Work task »
In the data below, which lines contain "WeinVerkostung"? List them by copying each one.

Saved entries »
---

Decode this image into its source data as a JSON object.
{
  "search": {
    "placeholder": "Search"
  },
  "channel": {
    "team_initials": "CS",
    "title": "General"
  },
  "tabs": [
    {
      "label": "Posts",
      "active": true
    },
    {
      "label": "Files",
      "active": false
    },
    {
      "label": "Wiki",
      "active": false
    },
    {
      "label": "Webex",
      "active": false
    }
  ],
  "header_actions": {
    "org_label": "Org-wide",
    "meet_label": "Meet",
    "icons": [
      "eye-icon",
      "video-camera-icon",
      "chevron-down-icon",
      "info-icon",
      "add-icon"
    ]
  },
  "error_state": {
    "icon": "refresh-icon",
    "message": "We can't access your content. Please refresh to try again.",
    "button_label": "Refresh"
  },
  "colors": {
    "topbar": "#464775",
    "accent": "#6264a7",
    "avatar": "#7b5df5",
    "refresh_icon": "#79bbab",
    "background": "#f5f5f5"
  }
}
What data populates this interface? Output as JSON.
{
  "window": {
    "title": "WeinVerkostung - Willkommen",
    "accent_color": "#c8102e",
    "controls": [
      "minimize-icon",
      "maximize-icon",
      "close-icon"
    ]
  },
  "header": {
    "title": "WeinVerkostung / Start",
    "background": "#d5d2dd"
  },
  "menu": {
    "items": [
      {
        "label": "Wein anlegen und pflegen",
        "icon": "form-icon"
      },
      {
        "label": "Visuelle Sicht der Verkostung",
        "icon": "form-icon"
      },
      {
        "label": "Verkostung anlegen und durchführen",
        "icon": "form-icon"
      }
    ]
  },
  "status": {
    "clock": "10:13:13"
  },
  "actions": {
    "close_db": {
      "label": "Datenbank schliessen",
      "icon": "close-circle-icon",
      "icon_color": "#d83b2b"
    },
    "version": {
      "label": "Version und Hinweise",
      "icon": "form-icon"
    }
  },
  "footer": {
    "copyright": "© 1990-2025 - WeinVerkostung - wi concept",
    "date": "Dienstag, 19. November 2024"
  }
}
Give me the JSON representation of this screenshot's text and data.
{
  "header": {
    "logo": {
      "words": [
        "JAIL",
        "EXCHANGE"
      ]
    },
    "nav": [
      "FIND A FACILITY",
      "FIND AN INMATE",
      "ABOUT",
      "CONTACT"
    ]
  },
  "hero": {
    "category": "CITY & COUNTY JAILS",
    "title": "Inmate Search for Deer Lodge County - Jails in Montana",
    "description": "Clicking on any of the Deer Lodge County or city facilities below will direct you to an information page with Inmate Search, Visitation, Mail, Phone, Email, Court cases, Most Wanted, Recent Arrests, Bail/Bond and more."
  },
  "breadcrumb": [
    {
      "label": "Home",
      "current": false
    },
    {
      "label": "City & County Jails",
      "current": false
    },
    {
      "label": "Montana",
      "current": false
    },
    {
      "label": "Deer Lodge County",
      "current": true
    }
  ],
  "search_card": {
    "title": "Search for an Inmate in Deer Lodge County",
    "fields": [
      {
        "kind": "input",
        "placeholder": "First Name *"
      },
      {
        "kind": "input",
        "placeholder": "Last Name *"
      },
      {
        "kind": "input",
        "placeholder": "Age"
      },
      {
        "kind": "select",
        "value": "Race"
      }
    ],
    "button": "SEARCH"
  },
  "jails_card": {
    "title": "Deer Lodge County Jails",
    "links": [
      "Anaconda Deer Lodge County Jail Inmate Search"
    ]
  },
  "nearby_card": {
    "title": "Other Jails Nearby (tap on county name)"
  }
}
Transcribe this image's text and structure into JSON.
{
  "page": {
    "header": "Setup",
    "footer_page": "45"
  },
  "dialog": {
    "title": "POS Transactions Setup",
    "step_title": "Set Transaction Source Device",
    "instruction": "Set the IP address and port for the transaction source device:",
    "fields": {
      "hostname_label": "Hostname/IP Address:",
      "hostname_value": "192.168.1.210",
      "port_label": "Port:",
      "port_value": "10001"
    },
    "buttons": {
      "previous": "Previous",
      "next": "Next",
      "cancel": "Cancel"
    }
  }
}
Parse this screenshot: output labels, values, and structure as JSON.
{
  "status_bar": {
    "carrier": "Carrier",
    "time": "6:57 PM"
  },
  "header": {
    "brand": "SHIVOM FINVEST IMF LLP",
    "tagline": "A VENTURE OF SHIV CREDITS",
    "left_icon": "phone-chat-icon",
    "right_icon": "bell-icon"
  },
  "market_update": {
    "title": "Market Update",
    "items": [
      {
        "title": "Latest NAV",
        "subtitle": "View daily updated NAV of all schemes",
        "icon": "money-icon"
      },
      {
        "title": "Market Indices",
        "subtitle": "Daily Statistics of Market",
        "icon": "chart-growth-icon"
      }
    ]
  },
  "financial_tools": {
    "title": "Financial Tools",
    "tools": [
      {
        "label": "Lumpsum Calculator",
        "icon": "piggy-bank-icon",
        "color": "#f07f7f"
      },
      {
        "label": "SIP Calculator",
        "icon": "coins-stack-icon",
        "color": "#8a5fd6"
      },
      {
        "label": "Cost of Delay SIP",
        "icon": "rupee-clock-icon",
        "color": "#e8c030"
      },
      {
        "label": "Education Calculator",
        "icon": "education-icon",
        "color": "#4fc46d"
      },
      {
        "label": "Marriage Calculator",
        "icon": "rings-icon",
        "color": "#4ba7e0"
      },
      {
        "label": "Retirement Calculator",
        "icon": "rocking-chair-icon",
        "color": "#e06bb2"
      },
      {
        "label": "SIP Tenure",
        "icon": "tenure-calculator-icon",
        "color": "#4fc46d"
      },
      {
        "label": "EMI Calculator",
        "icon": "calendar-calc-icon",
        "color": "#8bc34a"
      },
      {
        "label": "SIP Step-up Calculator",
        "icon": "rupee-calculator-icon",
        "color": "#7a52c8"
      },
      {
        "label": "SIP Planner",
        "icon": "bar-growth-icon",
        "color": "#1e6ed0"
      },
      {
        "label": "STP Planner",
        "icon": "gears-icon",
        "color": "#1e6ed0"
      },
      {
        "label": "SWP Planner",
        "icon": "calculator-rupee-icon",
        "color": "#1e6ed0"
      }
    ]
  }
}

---

Reply »
    "title": "WeinVerkostung - Willkommen",
    "title": "WeinVerkostung / Start",
    "copyright": "© 1990-2025 - WeinVerkostung - wi concept",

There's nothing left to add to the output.